3
$\begingroup$

Let $X$ be a Banach space and $N,R$ two subspace of $X$. Suppose further that $X=N\oplus R$ (i.e., $N\cap R=\{0\}$ and $X=N+R$). If $N$ is finite dimensional, then does $R$ have to be closed?

There is a famous "weaker" resut as follows:

Let $X,Y$ be Banach spaces and $T\in L(X,Y)$. If there exists some finite dimensional subspace $N$ such that $Y=T(X)\oplus N$, then $T(X)$ is closed.

This result is very useful in the theory of Fredholm operators. So I guess the previous result is NOT true. Otherwise, the textbook will prove the first one instead of the second one. I'm trying to construct a counterexample but can't find it.

$\endgroup$
5
$\begingroup$

The canonical example would be to take an unbounded functional $f:X\to\mathbb C$. Then for any $x\in X$ with $f(x)\ne0$, you have $$ X=\ker f\oplus \mathbb C x.$$ Because $f$ is unbounded, $\ker f$ is not closed (it's actually dense).

$\endgroup$
  • 1
    $\begingroup$ I think you mean $X = \ker(f)\oplus \mathbb{C}x$. $\endgroup$ – Michael Lee Nov 15 '17 at 21:38
  • $\begingroup$ Indeed. Thanks! $\endgroup$ – Martin Argerami Nov 15 '17 at 21:50

Your Answer

By clicking “Post Your Answer”, you agree to our terms of service, privacy policy and cookie policy

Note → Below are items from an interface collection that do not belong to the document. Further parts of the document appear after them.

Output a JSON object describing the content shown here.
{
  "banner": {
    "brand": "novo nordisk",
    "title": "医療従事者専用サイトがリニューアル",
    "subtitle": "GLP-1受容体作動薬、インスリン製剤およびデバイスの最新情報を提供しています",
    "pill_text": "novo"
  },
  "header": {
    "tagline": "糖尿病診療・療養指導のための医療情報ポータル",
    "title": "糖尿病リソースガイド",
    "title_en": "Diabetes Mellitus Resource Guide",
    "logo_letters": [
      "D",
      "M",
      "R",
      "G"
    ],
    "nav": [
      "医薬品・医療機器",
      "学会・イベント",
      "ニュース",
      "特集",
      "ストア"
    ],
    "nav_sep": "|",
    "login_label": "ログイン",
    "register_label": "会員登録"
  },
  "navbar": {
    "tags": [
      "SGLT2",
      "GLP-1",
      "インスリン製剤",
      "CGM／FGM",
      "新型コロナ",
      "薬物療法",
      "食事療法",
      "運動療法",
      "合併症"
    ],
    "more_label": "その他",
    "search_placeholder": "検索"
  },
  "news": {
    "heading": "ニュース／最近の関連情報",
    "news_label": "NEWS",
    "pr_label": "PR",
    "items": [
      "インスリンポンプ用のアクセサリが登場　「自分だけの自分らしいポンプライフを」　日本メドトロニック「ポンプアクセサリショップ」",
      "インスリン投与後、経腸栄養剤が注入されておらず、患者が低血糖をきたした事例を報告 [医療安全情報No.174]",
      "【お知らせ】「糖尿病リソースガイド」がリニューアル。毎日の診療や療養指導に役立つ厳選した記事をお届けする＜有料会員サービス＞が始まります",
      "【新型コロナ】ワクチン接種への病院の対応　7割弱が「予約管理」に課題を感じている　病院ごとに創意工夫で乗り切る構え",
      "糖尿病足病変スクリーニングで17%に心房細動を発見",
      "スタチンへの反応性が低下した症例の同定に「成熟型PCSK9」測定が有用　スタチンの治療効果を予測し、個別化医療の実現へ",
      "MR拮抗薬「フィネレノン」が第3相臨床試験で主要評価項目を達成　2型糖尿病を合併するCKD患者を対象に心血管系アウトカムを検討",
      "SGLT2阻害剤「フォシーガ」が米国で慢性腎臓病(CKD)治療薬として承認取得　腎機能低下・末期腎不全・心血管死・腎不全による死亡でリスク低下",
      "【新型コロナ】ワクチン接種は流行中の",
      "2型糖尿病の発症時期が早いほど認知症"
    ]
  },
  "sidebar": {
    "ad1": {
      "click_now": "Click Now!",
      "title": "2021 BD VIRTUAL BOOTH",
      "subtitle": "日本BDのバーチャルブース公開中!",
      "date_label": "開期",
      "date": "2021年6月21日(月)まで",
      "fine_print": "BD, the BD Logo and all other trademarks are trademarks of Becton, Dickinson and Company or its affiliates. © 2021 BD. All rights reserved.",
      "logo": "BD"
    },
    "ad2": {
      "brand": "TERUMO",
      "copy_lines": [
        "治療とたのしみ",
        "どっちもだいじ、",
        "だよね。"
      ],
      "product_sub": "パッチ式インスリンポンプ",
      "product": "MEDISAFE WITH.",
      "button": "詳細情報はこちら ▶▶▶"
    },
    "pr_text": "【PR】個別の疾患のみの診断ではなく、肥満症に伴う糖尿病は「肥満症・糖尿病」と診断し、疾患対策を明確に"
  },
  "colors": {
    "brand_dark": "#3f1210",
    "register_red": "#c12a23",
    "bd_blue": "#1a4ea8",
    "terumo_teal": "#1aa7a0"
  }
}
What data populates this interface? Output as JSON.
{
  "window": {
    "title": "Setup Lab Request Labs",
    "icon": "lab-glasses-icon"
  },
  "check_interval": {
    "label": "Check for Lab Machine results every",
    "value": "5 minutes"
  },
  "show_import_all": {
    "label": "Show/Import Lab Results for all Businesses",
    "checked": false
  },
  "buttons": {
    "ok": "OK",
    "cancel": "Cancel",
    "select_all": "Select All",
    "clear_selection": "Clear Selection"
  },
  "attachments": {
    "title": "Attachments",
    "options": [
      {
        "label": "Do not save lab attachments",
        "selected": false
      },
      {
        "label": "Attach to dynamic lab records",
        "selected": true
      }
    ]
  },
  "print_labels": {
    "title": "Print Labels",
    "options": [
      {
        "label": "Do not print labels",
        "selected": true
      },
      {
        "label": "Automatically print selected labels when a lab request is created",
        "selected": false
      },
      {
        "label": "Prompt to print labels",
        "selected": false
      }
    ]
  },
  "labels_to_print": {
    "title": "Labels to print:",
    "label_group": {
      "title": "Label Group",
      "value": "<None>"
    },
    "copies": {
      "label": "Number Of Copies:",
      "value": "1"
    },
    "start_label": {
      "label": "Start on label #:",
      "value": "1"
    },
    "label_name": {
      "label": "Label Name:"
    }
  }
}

Not the answer you're looking for? Browse other questions tagged or ask your own question.